> [Work instructions]: Among the records below, find each line bearing the word "讲台箱体焊接" and copy it.

(Available records Opens)

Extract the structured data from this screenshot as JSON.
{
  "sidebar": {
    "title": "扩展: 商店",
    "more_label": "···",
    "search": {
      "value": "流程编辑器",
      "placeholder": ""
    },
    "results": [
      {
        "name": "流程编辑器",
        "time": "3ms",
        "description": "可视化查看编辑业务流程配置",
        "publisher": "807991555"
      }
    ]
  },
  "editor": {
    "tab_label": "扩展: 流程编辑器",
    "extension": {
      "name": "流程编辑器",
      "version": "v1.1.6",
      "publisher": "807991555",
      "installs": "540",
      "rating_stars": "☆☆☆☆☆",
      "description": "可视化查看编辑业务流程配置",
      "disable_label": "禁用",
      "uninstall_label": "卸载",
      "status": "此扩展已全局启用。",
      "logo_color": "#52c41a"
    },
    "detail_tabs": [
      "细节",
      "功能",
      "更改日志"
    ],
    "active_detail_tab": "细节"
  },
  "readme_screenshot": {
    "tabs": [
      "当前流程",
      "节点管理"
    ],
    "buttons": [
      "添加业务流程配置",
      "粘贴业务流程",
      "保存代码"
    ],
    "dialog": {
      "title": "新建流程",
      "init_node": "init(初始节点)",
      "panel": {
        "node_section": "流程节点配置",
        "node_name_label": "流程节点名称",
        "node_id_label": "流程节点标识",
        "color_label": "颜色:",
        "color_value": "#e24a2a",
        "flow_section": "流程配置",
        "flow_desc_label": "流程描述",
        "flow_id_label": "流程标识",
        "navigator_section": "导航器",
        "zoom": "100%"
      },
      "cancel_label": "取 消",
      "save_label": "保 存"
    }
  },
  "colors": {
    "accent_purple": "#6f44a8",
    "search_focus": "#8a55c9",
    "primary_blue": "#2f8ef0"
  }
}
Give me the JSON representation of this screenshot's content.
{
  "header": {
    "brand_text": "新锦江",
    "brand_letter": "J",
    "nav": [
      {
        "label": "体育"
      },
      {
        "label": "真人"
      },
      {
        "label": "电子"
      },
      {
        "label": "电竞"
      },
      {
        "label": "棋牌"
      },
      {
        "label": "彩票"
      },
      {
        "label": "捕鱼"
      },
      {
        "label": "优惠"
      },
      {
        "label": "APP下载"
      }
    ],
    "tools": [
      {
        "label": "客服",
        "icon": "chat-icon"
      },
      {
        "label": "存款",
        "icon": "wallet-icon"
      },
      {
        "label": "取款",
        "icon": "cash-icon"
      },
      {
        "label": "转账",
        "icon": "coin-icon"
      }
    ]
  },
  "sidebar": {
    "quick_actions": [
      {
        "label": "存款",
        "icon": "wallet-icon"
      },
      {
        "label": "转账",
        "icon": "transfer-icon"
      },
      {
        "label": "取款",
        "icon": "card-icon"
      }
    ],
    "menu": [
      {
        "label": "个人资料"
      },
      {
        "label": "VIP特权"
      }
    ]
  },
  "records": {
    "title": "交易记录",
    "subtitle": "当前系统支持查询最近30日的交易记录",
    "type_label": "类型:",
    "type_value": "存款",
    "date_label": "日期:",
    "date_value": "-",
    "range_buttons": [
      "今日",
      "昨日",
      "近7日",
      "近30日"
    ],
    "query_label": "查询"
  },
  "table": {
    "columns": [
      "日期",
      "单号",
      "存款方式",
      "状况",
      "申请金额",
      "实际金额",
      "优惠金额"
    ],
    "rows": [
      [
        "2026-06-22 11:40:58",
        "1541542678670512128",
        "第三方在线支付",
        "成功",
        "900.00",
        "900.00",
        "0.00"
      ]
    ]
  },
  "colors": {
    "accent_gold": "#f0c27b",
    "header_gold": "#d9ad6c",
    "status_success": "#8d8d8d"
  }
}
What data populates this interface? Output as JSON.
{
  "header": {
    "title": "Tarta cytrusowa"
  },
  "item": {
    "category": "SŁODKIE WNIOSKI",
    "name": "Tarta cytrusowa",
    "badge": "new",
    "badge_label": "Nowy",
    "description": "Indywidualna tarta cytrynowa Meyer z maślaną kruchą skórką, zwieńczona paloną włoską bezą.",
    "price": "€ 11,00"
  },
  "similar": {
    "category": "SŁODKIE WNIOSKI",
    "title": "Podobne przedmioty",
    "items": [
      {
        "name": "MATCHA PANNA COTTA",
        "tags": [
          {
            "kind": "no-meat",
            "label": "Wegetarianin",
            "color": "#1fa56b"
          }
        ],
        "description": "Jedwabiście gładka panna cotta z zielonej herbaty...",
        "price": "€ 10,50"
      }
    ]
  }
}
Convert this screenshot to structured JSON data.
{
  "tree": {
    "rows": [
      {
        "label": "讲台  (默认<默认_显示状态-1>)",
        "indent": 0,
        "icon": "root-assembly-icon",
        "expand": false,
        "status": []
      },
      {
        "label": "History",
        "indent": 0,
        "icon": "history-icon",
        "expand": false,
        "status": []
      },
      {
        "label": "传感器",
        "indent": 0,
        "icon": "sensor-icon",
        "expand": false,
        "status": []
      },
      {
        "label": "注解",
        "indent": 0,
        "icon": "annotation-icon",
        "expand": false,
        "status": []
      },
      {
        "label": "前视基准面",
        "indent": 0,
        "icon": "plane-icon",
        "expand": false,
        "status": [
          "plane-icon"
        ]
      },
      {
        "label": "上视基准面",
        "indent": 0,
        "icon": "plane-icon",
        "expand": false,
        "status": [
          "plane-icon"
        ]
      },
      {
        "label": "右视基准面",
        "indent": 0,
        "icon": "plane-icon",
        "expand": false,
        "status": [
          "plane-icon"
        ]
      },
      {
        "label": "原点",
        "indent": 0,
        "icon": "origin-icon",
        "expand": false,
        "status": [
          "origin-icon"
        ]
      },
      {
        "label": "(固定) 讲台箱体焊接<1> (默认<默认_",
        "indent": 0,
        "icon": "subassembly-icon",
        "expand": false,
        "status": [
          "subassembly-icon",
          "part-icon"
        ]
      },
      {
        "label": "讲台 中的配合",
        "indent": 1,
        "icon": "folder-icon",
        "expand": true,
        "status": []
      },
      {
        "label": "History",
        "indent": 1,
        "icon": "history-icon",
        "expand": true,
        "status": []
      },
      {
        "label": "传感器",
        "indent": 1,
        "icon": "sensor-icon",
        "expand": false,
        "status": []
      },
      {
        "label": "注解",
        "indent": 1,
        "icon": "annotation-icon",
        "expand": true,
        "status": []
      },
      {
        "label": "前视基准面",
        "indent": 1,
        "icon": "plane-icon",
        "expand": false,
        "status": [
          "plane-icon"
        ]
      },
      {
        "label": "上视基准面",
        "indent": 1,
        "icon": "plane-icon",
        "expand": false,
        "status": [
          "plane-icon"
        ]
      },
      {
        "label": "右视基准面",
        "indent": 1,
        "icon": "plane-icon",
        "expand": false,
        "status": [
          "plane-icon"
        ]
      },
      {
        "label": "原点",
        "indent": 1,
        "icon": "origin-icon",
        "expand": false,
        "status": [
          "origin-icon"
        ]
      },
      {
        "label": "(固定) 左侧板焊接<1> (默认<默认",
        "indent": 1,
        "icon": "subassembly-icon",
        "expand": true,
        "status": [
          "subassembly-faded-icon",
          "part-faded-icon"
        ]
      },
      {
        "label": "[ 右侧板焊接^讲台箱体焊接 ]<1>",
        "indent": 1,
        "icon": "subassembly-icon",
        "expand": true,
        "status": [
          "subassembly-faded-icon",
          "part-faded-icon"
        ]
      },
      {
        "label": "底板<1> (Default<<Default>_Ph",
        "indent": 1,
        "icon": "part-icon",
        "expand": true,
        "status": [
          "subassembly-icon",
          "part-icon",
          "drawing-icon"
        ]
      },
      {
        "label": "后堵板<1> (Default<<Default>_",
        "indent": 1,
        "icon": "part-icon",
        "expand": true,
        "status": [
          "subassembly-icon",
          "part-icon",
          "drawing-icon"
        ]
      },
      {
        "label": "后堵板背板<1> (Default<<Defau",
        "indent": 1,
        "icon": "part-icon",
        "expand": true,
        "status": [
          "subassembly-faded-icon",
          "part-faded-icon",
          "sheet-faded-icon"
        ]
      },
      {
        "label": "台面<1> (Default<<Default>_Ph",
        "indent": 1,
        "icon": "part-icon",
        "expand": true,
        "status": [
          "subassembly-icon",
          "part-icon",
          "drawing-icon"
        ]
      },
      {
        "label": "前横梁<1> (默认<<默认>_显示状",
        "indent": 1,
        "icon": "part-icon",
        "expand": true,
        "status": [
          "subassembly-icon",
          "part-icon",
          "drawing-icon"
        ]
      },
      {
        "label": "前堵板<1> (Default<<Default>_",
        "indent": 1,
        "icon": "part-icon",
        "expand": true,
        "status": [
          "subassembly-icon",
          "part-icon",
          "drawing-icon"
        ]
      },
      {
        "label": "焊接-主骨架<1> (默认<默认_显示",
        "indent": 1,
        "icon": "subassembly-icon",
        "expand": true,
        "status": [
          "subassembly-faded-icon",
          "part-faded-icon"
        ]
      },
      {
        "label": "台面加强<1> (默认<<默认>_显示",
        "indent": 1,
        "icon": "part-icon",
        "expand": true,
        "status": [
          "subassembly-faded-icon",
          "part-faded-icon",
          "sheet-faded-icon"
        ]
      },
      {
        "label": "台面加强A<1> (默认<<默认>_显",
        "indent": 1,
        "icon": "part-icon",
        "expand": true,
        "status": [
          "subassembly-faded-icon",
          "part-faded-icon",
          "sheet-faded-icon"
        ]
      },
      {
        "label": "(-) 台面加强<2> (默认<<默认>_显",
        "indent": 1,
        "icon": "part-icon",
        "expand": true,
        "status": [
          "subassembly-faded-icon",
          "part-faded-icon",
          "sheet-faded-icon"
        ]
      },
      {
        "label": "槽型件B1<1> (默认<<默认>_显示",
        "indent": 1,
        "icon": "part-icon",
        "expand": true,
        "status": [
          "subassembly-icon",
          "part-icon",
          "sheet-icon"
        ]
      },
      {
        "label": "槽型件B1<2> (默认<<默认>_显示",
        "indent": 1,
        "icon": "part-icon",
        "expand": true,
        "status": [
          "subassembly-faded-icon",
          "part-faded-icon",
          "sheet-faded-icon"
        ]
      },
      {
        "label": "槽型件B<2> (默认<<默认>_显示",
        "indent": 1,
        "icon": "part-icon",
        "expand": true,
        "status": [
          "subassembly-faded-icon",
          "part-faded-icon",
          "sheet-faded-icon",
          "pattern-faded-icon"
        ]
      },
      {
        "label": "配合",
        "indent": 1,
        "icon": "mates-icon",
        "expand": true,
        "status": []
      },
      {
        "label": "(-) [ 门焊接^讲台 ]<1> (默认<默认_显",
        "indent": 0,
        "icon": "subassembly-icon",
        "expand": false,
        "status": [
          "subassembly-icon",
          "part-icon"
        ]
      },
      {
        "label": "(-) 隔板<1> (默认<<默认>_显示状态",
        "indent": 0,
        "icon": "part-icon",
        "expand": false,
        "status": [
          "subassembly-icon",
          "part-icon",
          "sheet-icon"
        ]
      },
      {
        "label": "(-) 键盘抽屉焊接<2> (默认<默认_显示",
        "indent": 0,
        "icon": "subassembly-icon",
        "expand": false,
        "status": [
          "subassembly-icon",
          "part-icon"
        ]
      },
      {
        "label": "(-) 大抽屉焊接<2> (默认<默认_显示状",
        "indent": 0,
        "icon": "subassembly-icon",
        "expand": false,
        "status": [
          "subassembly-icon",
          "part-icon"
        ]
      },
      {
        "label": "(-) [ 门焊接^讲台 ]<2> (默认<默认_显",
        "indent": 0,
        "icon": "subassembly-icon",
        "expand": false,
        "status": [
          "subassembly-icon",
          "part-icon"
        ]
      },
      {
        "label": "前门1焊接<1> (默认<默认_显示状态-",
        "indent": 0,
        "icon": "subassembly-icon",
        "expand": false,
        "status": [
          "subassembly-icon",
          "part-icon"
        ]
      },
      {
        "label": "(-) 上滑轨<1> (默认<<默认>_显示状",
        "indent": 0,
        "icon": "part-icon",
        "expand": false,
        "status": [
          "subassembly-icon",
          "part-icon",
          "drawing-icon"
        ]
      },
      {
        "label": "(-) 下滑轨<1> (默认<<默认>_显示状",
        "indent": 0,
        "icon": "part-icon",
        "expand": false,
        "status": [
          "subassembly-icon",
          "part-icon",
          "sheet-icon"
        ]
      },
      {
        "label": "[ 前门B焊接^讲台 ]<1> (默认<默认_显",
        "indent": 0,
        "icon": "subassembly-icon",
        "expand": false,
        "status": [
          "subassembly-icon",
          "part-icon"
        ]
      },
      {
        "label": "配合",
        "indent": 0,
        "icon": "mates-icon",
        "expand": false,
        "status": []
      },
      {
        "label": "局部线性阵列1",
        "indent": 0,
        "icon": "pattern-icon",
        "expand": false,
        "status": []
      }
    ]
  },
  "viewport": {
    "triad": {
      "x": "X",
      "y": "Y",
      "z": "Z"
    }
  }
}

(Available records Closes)

> [Result for this exercise]:
        "label": "(固定) 讲台箱体焊接<1> (默认<默认_",
        "label": "[ 右侧板焊接^讲台箱体焊接 ]<1>",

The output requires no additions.